“Memory Erasure: How It Works:
Step 1 : Pick a memory.
It has to be something deeply implanted in the brain, a long-term memory that has undergone a process called consolidation — a restructuring of neural connections.
Step 2 : Recall requires neural connections by protein synthesis.
To remember something, your brain synthesizes new proteins to stabilize circuits of neural connections. To date, researchers have identified one such protein, called PKMzeta. Before trying to erase the targeted memory, researchers would ensure that it was ensconced by having the patient write down an account of the event or retell it aloud several times.
Step 3 : Nuke the memory.
To delete the memory, researchers would administer a drug that blocks PKMzeta and then ask the patient to recall the event again. Because the protein required to reconsolidate the memory will be absent, the memory will cease to exist. Neuroscientists think they’ll be able to target the specific memory by using drugs that bind selectively to receptors found only in the correct area of the brain.
Step 4 : Everything else is fine.
If the drug is selective enough and the memory precise enough, everything else in the brain should be unaffected and remain as correct — or incorrect — as ever.”
” … We want the past to persist, because the past gives us permanence. It tells us who we are and where we belong. But what if your most cherished recollections are also the most ephemeral thing in your head? … “
“Shortly after the September 11 attacks, a team of psychologists … surveyed several hundred subjects about their memories of that awful day. The scientists then repeated the surveys, tracking how the stories steadily decayed. At one year out, 37 percent of the details had changed. By 2004 that number was approaching 50 percent. Some changes were innocuous — the stories got tighter and the narratives more coherent — but other adjustments involved a wholesale retrofit. Some people even altered where they were when the towers fell. Over and over, the act of repeating the narrative seemed to corrupt its content. … What’s most troubling … is that these people have no idea their memories have changed this much … The strength of the emotion makes them convinced it’s all true, even when it’s clearly not.”

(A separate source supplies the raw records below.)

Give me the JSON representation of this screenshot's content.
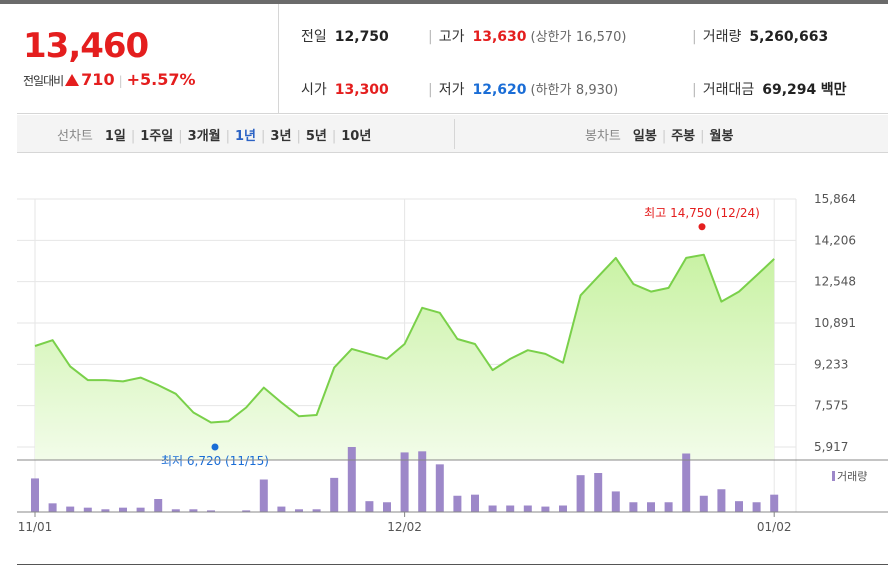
{
  "quote": {
    "price": "13,460",
    "change_label": "전일대비",
    "change_value": "710",
    "change_pct": "+5.57%"
  },
  "stats": {
    "prev_close": {
      "label": "전일",
      "value": "12,750"
    },
    "open": {
      "label": "시가",
      "value": "13,300"
    },
    "high": {
      "label": "고가",
      "value": "13,630",
      "limit_label": "(상한가",
      "limit_value": "16,570)"
    },
    "low": {
      "label": "저가",
      "value": "12,620",
      "limit_label": "(하한가",
      "limit_value": "8,930)"
    },
    "volume": {
      "label": "거래량",
      "value": "5,260,663"
    },
    "amount": {
      "label": "거래대금",
      "value": "69,294",
      "unit": "백만"
    }
  },
  "line_chart_tabs": {
    "title": "선차트",
    "items": [
      "1일",
      "1주일",
      "3개월",
      "1년",
      "3년",
      "5년",
      "10년"
    ],
    "active": "1년"
  },
  "candle_chart_tabs": {
    "title": "봉차트",
    "items": [
      "일봉",
      "주봉",
      "월봉"
    ]
  },
  "colors": {
    "up": "#e41e1e",
    "down": "#1a6dd6",
    "line": "#7ad04a",
    "area_top": "#c9f2a4",
    "area_bottom": "#f2fce9",
    "volume_bar": "#9d88c9",
    "active_tab": "#2b62c4"
  },
  "chart_data": {
    "type": "area",
    "y_ticks": [
      "15,864",
      "14,206",
      "12,548",
      "10,891",
      "9,233",
      "7,575",
      "5,917"
    ],
    "ylim": [
      5917,
      15864
    ],
    "x_ticks": [
      {
        "label": "11/01",
        "index": 1
      },
      {
        "label": "12/02",
        "index": 22
      },
      {
        "label": "01/02",
        "index": 43
      }
    ],
    "price": [
      9970,
      10200,
      9150,
      8600,
      8600,
      8550,
      8700,
      8400,
      8050,
      7300,
      6900,
      6950,
      7500,
      8300,
      7700,
      7150,
      7200,
      9100,
      9850,
      9650,
      9450,
      10050,
      11500,
      11300,
      10250,
      10050,
      9000,
      9450,
      9800,
      9650,
      9300,
      12000,
      12750,
      13500,
      12450,
      12150,
      12300,
      13500,
      13630,
      11750,
      12150,
      12800,
      13460
    ],
    "volume": [
      62,
      16,
      10,
      8,
      5,
      8,
      8,
      24,
      5,
      5,
      3,
      0,
      3,
      60,
      10,
      5,
      5,
      63,
      120,
      20,
      18,
      110,
      112,
      88,
      30,
      32,
      12,
      12,
      12,
      10,
      12,
      68,
      72,
      38,
      18,
      18,
      18,
      108,
      30,
      42,
      20,
      18,
      32
    ],
    "volume_legend": "거래량",
    "annotations": {
      "high": {
        "label": "최고",
        "value": "14,750",
        "date": "(12/24)"
      },
      "low": {
        "label": "최저",
        "value": "6,720",
        "date": "(11/15)"
      }
    }
  }
}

“Re-consolidation provides a mechanistic explanation for these errors. It’s why eyewitness testimony shouldn’t be trusted … why every memoir should be classified as fiction, and why it’s so disturbingly easy to implant false recollections. … nearly a third of subjects can be tricked into claiming a made-up memory as their own. It takes only a single exposure to a new fiction for it to be reconsolidated as fact … “
“… the fact is we already tweak our memories — we just do it badly. Re-consolidation constantly alters our recollections, as we rehearse nostalgias and suppress pain. We repeat stories until they’re stale, rewrite history in favor of the winners, and tamp down our sorrows with whiskey. “Once people realize how memory actually works, a lot of these beliefs that memory shouldn’t be changed will seem a little ridiculous,” Nader says. “Anything can change memory. This technology isn’t new. It’s just a better version of an existing biological process.” … “

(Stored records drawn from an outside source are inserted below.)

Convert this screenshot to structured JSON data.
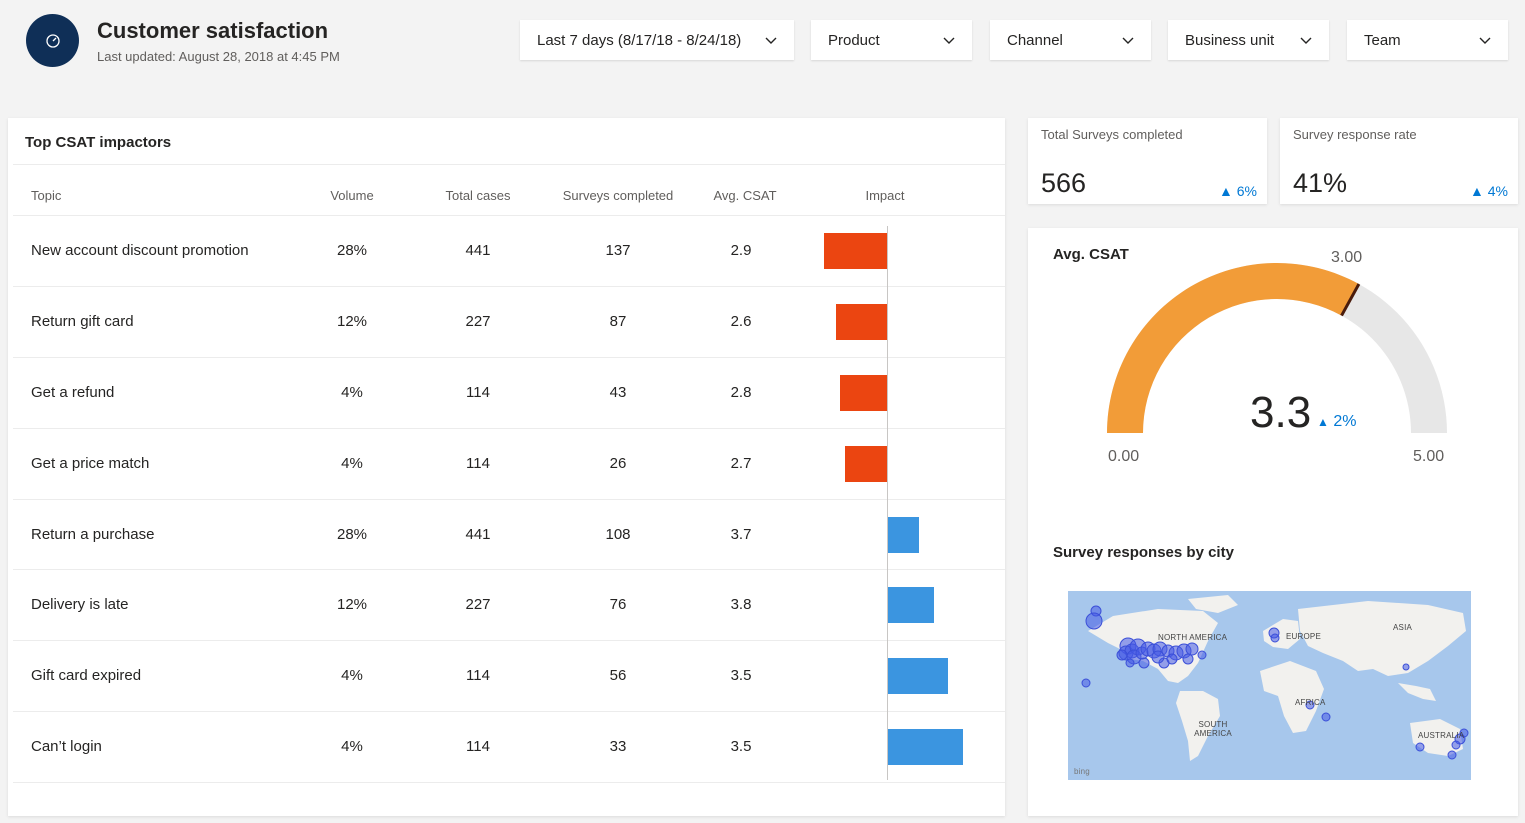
{
  "header": {
    "title": "Customer satisfaction",
    "updated": "Last updated: August 28, 2018 at 4:45 PM",
    "icon": "gauge-icon"
  },
  "filters": [
    {
      "label": "Last 7 days (8/17/18 - 8/24/18)"
    },
    {
      "label": "Product"
    },
    {
      "label": "Channel"
    },
    {
      "label": "Business unit"
    },
    {
      "label": "Team"
    }
  ],
  "impactors": {
    "title": "Top CSAT impactors",
    "columns": [
      "Topic",
      "Volume",
      "Total cases",
      "Surveys completed",
      "Avg. CSAT",
      "Impact"
    ],
    "rows": [
      {
        "topic": "New account discount promotion",
        "volume": "28%",
        "cases": "441",
        "surveys": "137",
        "csat": "2.9",
        "impact": -1.0
      },
      {
        "topic": "Return gift card",
        "volume": "12%",
        "cases": "227",
        "surveys": "87",
        "csat": "2.6",
        "impact": -0.81
      },
      {
        "topic": "Get a refund",
        "volume": "4%",
        "cases": "114",
        "surveys": "43",
        "csat": "2.8",
        "impact": -0.74
      },
      {
        "topic": "Get a price match",
        "volume": "4%",
        "cases": "114",
        "surveys": "26",
        "csat": "2.7",
        "impact": -0.67
      },
      {
        "topic": "Return a purchase",
        "volume": "28%",
        "cases": "441",
        "surveys": "108",
        "csat": "3.7",
        "impact": 0.49
      },
      {
        "topic": "Delivery is late",
        "volume": "12%",
        "cases": "227",
        "surveys": "76",
        "csat": "3.8",
        "impact": 0.73
      },
      {
        "topic": "Gift card expired",
        "volume": "4%",
        "cases": "114",
        "surveys": "56",
        "csat": "3.5",
        "impact": 0.95
      },
      {
        "topic": "Can’t login",
        "volume": "4%",
        "cases": "114",
        "surveys": "33",
        "csat": "3.5",
        "impact": 1.19
      }
    ]
  },
  "kpis": [
    {
      "label": "Total Surveys completed",
      "value": "566",
      "delta": "6%"
    },
    {
      "label": "Survey response rate",
      "value": "41%",
      "delta": "4%"
    }
  ],
  "gauge": {
    "title": "Avg. CSAT",
    "min_label": "0.00",
    "max_label": "5.00",
    "target_label": "3.00",
    "value_label": "3.3",
    "delta": "2%",
    "min": 0,
    "max": 5,
    "value": 3.3,
    "target": 3.0
  },
  "map": {
    "title": "Survey responses by city",
    "labels": [
      "NORTH AMERICA",
      "EUROPE",
      "ASIA",
      "AFRICA",
      "SOUTH AMERICA",
      "AUSTRALIA"
    ],
    "attribution": "bing"
  },
  "colors": {
    "negative": "#eb4511",
    "positive": "#3b95e0",
    "gauge_fill": "#f29c38",
    "gauge_track": "#e7e7e7",
    "gauge_target": "#4a1c0c",
    "header_icon": "#0f2f57",
    "delta": "#0078d4"
  }
}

For full article refer here.
I hope you’re as awed as I was when I first read this!
P.S. : Any guesses why I landed up searching for this on Google in the first place? 😉

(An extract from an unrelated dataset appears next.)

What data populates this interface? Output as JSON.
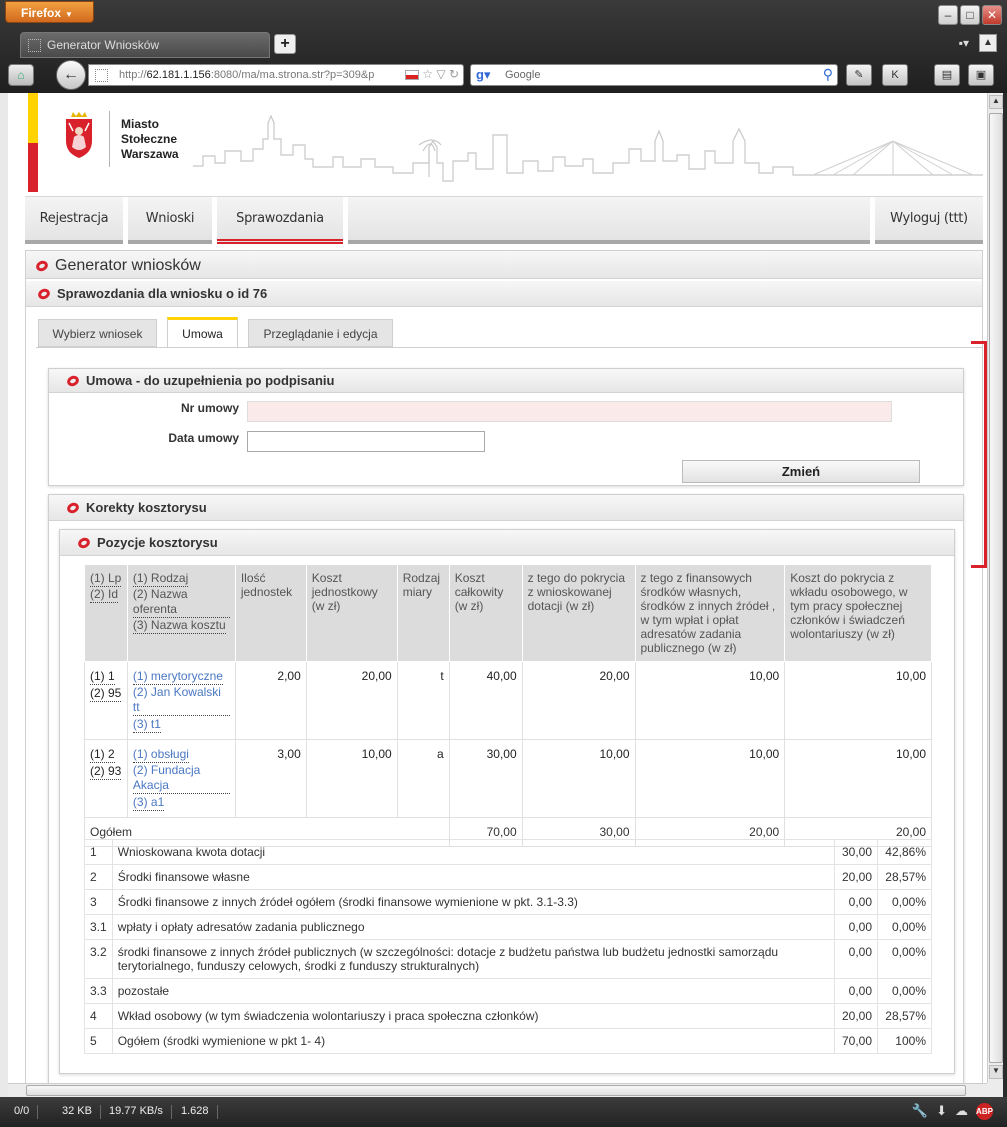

I’d appreciate your comments if this article caught your interest. It’ll encourage me to share more such ground breaking stuff when I come across it.